Substance-Induced Bipolar Disorder

Substance abuse can lead to chemical imbalances in the brain that may cause symptoms similar to bipolar disorder. These symptoms include shifts between manic and depressive episodes that occur within a month of substance abuse or intoxication.

Depressive episodes are characterized by sadness, hopelessness, and disinterest in daily life, while manic episodes are characterized by surges of energy, excitement, and a lack of control.

Co-occurring Disorders versus Substance-Induced Mental Health Disorders

Among drug users, symptoms of bipolar disorder may exist either independently or as a result of substance abuse. When a drug user suffers from bipolar-disorder independently of his addiction, he has a co-occurring disorder.

However, when bipolar disorder is brought on solely by substance abuse, the user suffers from substance-induced bipolar disorder. A co-occurring disorder requires aggressive treatment for both addiction and bipolar disorder, because even if the substance abuse problem is addressed, the mental illness will persist if it is not specifically treated.

However, unlike a co-occurring disorder, the symptoms of substance-induced bipolar disorder usually fade within a month or more of the cessation of substance abuse.

Diagnosis of Substance-Induced Bipolar Disorder

When a drug user with a history of depressive episodes demonstrates one or more manic episodes, he may be diagnosed with substance-induced bipolar disorder. However, the diagnosis of substance-induced bipolar disorder is considered provisional and often requires frequent reevaluation.

One difficulty in identifying substance-induced bipolar disorder is that certain drug abuse habits can mimic bipolar disorder. Methamphetamine binges followed by alcohol binges may create what appear to be a series of consecutive manic and depressive episodes.

Reevaluation of symptoms is also necessary because people who suffer from a substance-induced mental disorder often suffer from a co-occurring disorder, as well. This means some mental health symptoms will persist even after the patient stops using drugs.
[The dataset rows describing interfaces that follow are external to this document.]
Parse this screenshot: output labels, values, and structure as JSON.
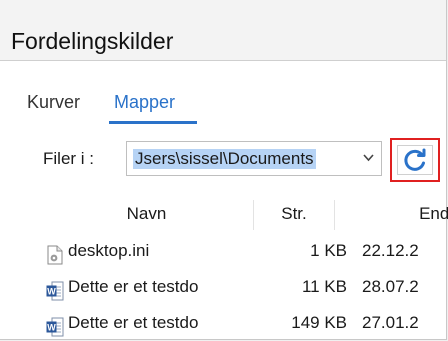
{
  "window": {
    "title": "Fordelingskilder"
  },
  "tabs": [
    {
      "label": "Kurver",
      "active": false
    },
    {
      "label": "Mapper",
      "active": true
    }
  ],
  "files": {
    "label": "Filer i :",
    "path_value": "Jsers\\sissel\\Documents",
    "dropdown_icon": "chevron-down-icon",
    "refresh_icon": "refresh-icon"
  },
  "table": {
    "columns": [
      "Navn",
      "Str.",
      "Endr"
    ],
    "rows": [
      {
        "icon": "settings-file-icon",
        "name": "desktop.ini",
        "size": "1 KB",
        "date": "22.12.2"
      },
      {
        "icon": "word-document-icon",
        "name": "Dette er et testdo",
        "size": "11 KB",
        "date": "28.07.2"
      },
      {
        "icon": "word-document-icon",
        "name": "Dette er et testdo",
        "size": "149 KB",
        "date": "27.01.2"
      }
    ]
  },
  "colors": {
    "accent": "#2a72c9",
    "highlight": "#e02020",
    "selection": "#b6d3f5"
  }
}
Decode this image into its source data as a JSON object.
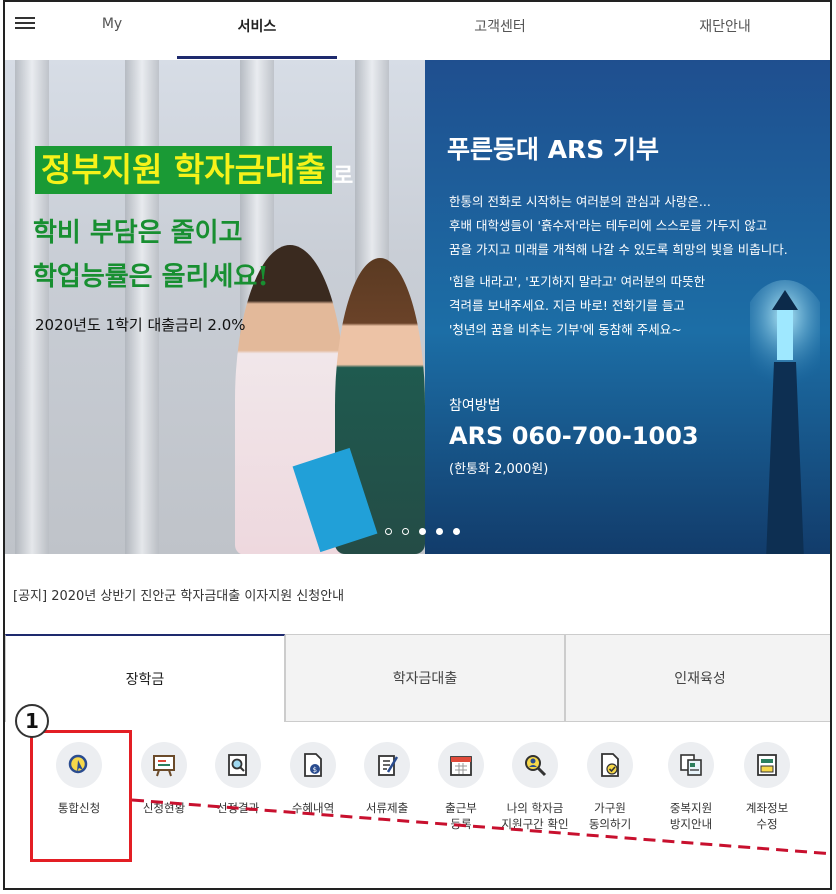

The discovery of a mental health problem independent of substance abuse would alter the course of treatment.

Effects of Substance-Induced Bipolar Disorder on Daily Life

Many people who suffer from bipolar disorder tend to spend more time in the depressive phase than the manic phase. Depressive episodes may alter a person’s energy levels, ability to concentrate, or sleeping habits. During depressive episodes, a person may have difficulty completing daily tasks such as housework or school work and may feel compelled to cancel social engagements.

Manic episodes may cause a person to experience an inflated sense of self-esteem and a decreased need for sleep. Manic episodes can also lead to inattentiveness due to racing thoughts and reckless behavior in search of pleasure. High quality substance abuse treatment can help alleviate the symptoms of substance-induced bipolar disorder.